State of the State: New York
Governor Andrew Cuomo’s sixth regional State of the State address provided plenty to chew on for New York taxpayers. Despite acknowledging the need for tax relief and controlling spending, Governor Cuomo also proposed increased infrastructure spending along with picking winners and losers through tax incentives and a plan to purchase expensive equipment exclusively from American corporations. These proposals will not improve New York’s dead last economic outlook.
In regards to spending, Governor Cuomo proposes the largest infrastructure spending in state history at $100 billion. These projects include initiatives such as $10 billion for a “new John F. Kennedy airport” and $2 billion for water treatment for local communities. Another large spending item is the second phase of Governor Cuomo’s “Buffalo Billion” proposal, which allocates $500 million for economic development projects in the Buffalo region.
Governor Cuomo also proposes tuition-free college at SUNY and CUNY schools. To qualify, families must reside in New York and have an income of up to $100,000. During the second year of the program, families that make up to $125,000 would qualify. Furthermore, students must take 15 credits per semester. But “free” tuition may not be the best option for New York families. As Catherine Hill, president and professor of economics at Vassar College, explained, “If the revenue is not replaced, free tuition means fewer resources to teach students. Unintended consequences could include reductions in need-based financial aid, which would harm the low- and middle-income students free tuition is meant to help.” All New York students need an excellent, cost-effective higher education system that prepares them for the workforce. Smart higher education reforms, such as the solutions listed in the ALEC’s 10 Questions Legislators Should Ask About Higher Education, are a good place to start.
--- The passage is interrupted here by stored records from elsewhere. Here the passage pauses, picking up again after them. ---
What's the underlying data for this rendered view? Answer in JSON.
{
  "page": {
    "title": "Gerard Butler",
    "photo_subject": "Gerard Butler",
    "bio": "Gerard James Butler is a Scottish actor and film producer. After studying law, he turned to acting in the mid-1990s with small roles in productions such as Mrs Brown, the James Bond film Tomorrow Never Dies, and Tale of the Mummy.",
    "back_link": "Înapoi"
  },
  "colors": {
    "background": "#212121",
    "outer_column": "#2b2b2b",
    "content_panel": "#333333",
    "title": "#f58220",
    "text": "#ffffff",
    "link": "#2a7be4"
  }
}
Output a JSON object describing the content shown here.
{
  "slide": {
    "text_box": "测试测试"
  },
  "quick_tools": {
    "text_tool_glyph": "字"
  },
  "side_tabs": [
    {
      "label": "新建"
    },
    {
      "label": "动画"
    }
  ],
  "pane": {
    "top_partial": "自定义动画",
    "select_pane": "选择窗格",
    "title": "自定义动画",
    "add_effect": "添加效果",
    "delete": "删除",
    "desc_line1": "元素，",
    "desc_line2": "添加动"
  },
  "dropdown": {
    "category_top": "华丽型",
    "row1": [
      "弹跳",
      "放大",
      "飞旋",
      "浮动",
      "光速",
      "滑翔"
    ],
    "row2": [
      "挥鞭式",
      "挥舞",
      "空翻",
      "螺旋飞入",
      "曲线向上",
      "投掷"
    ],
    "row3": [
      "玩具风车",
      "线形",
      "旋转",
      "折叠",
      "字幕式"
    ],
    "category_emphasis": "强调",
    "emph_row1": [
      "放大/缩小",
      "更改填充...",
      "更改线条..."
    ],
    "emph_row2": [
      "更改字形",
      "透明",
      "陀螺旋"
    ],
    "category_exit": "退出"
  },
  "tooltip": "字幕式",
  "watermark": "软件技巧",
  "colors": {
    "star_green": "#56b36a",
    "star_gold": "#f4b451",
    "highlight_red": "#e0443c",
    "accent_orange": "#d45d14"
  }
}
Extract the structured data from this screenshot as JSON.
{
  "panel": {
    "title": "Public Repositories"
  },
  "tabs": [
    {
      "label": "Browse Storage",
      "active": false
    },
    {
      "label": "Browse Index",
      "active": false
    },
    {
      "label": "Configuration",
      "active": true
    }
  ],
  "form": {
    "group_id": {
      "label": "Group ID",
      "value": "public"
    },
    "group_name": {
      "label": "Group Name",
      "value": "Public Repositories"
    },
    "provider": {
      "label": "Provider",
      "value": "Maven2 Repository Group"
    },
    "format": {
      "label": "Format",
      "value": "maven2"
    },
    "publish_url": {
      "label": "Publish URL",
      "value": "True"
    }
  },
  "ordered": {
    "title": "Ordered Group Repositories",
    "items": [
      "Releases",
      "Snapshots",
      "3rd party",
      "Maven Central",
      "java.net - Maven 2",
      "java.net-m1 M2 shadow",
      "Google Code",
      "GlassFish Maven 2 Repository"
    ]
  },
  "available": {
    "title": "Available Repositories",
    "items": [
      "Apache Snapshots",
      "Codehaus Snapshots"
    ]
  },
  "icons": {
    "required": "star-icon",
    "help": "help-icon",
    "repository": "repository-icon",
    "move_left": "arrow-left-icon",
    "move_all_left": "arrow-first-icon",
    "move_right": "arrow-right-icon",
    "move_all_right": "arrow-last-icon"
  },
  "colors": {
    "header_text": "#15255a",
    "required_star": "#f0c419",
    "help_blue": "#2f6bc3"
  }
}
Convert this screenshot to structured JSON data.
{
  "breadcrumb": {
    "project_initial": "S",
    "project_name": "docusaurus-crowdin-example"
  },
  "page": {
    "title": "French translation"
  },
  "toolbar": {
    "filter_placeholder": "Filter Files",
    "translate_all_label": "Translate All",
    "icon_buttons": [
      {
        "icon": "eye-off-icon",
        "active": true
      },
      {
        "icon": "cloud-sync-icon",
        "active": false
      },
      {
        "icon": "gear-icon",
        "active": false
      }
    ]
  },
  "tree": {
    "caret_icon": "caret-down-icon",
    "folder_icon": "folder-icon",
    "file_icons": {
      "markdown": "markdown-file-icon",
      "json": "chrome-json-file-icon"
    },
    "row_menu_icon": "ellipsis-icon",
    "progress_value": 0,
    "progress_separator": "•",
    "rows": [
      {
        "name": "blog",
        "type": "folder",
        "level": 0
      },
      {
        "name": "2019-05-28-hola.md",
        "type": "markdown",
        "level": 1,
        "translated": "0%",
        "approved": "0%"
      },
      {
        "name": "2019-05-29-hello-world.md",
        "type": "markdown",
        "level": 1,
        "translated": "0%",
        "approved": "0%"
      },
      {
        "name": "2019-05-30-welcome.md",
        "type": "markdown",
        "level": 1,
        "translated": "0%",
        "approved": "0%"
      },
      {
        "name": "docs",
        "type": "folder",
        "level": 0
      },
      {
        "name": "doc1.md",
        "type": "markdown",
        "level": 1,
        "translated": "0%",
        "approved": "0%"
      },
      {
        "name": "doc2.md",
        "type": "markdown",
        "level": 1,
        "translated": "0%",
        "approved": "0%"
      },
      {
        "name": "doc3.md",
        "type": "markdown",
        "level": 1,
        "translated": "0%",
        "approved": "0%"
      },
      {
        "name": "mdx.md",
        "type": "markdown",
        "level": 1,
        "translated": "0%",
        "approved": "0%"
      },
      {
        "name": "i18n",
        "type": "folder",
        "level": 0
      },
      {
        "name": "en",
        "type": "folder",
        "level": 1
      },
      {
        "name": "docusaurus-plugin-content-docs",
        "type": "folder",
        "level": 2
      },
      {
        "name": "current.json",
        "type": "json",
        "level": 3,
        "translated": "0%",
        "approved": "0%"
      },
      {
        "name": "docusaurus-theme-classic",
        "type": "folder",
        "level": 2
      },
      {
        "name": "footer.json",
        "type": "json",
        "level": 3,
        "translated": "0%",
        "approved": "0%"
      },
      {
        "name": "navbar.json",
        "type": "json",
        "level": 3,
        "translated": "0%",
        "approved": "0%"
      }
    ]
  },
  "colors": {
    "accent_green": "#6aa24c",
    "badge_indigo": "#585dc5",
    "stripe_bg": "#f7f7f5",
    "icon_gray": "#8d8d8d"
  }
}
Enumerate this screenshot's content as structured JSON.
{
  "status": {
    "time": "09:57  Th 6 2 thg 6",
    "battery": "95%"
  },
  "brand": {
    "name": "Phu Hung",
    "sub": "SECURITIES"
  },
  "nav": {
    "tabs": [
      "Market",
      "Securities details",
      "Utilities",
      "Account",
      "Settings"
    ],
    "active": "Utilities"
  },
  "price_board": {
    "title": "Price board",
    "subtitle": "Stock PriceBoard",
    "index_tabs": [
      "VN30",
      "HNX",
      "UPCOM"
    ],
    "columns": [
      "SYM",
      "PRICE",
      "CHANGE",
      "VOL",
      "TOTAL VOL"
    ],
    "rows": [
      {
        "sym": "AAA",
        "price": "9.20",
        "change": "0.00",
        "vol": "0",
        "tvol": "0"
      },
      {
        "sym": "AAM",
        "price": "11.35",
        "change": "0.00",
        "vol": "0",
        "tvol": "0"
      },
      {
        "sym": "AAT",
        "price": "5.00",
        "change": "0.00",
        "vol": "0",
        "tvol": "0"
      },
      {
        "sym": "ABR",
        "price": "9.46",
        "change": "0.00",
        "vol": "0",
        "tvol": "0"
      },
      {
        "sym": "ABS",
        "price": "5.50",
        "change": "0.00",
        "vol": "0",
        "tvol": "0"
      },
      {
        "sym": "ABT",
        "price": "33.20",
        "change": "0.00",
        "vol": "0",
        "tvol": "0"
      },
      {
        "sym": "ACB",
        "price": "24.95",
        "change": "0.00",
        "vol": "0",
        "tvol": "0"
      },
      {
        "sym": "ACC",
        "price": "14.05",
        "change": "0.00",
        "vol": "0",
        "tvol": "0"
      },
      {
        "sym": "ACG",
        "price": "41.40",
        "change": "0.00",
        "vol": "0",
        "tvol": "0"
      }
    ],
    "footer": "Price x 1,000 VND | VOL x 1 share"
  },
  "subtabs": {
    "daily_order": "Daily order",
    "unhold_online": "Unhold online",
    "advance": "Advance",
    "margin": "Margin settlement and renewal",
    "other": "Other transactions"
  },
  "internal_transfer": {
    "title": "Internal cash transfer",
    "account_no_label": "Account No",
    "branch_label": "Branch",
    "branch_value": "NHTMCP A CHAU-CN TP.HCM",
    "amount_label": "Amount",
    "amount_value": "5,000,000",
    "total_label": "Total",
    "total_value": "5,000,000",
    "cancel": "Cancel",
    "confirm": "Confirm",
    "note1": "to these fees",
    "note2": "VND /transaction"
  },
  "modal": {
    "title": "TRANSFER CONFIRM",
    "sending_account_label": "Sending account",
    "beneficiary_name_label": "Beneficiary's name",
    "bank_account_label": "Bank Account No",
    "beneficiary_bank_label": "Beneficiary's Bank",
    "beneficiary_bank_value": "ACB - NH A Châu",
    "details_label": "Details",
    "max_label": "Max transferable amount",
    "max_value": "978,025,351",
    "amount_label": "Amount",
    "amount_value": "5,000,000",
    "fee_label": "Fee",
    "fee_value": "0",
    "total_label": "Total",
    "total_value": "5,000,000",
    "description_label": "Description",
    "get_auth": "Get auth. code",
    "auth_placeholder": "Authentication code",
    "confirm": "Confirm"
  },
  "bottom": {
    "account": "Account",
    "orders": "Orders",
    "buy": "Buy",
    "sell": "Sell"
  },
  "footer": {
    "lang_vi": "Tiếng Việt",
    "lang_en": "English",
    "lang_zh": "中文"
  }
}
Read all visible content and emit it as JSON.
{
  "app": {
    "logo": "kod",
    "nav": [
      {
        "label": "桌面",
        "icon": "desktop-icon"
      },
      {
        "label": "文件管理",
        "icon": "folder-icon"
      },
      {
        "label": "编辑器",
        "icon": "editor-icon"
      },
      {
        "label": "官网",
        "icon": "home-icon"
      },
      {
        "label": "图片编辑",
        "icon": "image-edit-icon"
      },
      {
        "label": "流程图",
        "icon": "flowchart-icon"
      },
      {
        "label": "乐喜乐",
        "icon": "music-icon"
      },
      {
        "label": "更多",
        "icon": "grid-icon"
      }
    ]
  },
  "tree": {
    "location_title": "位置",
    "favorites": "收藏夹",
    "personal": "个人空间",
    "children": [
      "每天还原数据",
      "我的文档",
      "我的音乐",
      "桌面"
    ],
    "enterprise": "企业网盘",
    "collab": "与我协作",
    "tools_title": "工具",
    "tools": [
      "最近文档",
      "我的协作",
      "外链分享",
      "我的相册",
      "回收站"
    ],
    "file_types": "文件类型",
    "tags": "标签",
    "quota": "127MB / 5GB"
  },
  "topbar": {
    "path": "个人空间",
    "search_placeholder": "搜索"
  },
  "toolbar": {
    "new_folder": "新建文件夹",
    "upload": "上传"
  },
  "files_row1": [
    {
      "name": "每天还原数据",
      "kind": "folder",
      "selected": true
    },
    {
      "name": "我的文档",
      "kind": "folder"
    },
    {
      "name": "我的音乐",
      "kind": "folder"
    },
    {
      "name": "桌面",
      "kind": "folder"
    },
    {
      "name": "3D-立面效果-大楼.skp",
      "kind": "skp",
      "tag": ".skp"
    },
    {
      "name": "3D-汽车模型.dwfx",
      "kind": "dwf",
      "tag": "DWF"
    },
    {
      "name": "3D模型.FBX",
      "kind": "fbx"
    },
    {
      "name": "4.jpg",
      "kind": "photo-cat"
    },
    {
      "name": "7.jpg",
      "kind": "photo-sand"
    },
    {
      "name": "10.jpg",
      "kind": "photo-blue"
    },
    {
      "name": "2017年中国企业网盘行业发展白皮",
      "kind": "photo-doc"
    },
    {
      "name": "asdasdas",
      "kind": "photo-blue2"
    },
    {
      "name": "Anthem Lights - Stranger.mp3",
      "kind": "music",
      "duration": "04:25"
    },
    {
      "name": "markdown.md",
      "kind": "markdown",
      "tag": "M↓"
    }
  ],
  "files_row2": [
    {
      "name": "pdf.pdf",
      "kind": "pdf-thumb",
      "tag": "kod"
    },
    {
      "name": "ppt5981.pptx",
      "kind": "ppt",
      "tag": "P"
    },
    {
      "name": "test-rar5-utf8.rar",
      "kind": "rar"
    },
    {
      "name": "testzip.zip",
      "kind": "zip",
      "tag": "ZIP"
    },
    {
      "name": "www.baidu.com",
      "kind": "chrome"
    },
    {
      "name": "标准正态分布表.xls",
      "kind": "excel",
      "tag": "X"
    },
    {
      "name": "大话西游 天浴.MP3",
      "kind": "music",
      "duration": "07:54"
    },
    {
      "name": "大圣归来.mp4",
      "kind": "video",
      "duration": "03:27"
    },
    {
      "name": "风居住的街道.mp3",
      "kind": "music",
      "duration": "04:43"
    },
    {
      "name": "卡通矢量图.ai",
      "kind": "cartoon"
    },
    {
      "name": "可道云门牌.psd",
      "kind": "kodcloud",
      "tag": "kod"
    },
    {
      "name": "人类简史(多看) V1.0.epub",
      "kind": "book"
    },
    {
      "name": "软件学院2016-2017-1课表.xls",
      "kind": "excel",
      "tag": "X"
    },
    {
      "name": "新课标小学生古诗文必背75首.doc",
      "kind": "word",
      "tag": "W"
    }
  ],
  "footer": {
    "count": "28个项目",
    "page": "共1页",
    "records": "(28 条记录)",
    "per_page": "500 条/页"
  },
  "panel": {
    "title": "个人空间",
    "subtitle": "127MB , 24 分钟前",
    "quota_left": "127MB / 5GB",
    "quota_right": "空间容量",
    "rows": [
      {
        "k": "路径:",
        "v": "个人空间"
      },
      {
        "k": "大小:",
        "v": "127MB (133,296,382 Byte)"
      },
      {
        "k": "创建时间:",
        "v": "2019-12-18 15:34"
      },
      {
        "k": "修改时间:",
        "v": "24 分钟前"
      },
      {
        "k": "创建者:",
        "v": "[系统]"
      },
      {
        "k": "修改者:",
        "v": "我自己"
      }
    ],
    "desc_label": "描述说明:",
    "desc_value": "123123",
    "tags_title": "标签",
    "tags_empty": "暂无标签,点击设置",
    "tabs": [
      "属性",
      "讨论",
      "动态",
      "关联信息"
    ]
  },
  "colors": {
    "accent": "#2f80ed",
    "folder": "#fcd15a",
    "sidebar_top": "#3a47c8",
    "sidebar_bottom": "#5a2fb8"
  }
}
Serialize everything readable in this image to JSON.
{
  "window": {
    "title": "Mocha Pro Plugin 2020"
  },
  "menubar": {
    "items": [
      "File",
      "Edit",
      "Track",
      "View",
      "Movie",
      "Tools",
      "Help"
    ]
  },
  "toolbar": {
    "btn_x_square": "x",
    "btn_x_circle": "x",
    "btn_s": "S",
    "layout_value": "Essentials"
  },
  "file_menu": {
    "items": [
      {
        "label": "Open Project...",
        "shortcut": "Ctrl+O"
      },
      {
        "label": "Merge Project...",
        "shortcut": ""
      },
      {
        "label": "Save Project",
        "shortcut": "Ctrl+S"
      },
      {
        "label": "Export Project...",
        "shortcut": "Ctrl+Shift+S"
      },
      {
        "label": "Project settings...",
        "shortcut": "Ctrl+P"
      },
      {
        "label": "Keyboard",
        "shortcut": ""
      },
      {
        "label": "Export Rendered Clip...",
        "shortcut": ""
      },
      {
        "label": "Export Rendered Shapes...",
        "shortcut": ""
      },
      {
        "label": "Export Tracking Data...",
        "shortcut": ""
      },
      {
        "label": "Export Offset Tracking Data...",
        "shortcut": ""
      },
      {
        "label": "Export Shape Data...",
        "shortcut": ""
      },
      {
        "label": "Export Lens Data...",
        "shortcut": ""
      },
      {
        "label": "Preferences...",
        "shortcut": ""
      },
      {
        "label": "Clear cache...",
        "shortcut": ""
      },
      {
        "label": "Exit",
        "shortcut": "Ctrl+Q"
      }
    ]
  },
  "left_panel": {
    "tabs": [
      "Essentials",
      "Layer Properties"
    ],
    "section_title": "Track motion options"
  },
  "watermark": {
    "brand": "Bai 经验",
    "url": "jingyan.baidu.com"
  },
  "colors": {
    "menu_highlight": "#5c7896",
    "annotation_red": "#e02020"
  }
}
Unfortunately, New York continues to use tax incentives as a flawed economic development strategy. The governor offered a generous $30 million incentive package to encourage a company to move to New York and “create” over 250 jobs. That is an estimated cost of about $120,000 taxpayer dollars per job. According to The Unseen Costs of Tax Cronyism: Favoritism and Foregone Growth, tax carve-outs hinder economic competition and stifle innovation. Broad-based tax relief can improve the Empire State’s economic climate for all businesses.
Of special note is a plan Governor Cuomo stated to expand the requirements of the state’s “Buy American provisions.” This would expand it to all procurements in excess of $100,000. While this may help some American businesses, this form of protectionism fails to account for extra cost passed on to New York families. These tax dollars could have remained in the able hands of New Yorkers to generate economic growth through private saving and investing. Recognizing that it is the governor’s place to use New Yorkers’ tax dollars efficiently, the governor should seek to procure the necessary equipment for the state at the best price possible, rather than currying political favor at the expense of hard-earned taxpayer dollars.
Governor Cuomo correctly noted that the tax burden on New Yorkers is still too high. He proposed doubling the state’s Middle Class Child Care Tax Credit. The governor also proposed a plan for local governments to reduce the property tax burden on taxpayers. He encouraged county executives to coordinate with local governments in order to reduce costs and develop cost-savings plans. These cost-saving plans would then be submitted to taxpayers would in a referendum in the November 2017 election.
Other proposed positive reforms included allowing ridesharing throughout the state instead of only in select regions. Also, Governor Cuomo’s discussion of important issues such as tax relief certainly is encouraging. However, picking winners and losers with taxpayer dollars and increasing spending will not help New York’s economy thrive. Instead, legislators should focus on a continued reduction of the state’s burdensome corporate and personal income taxes. An unshackling of the ingenuity and dreams of New Yorkers will fuel a better life for all.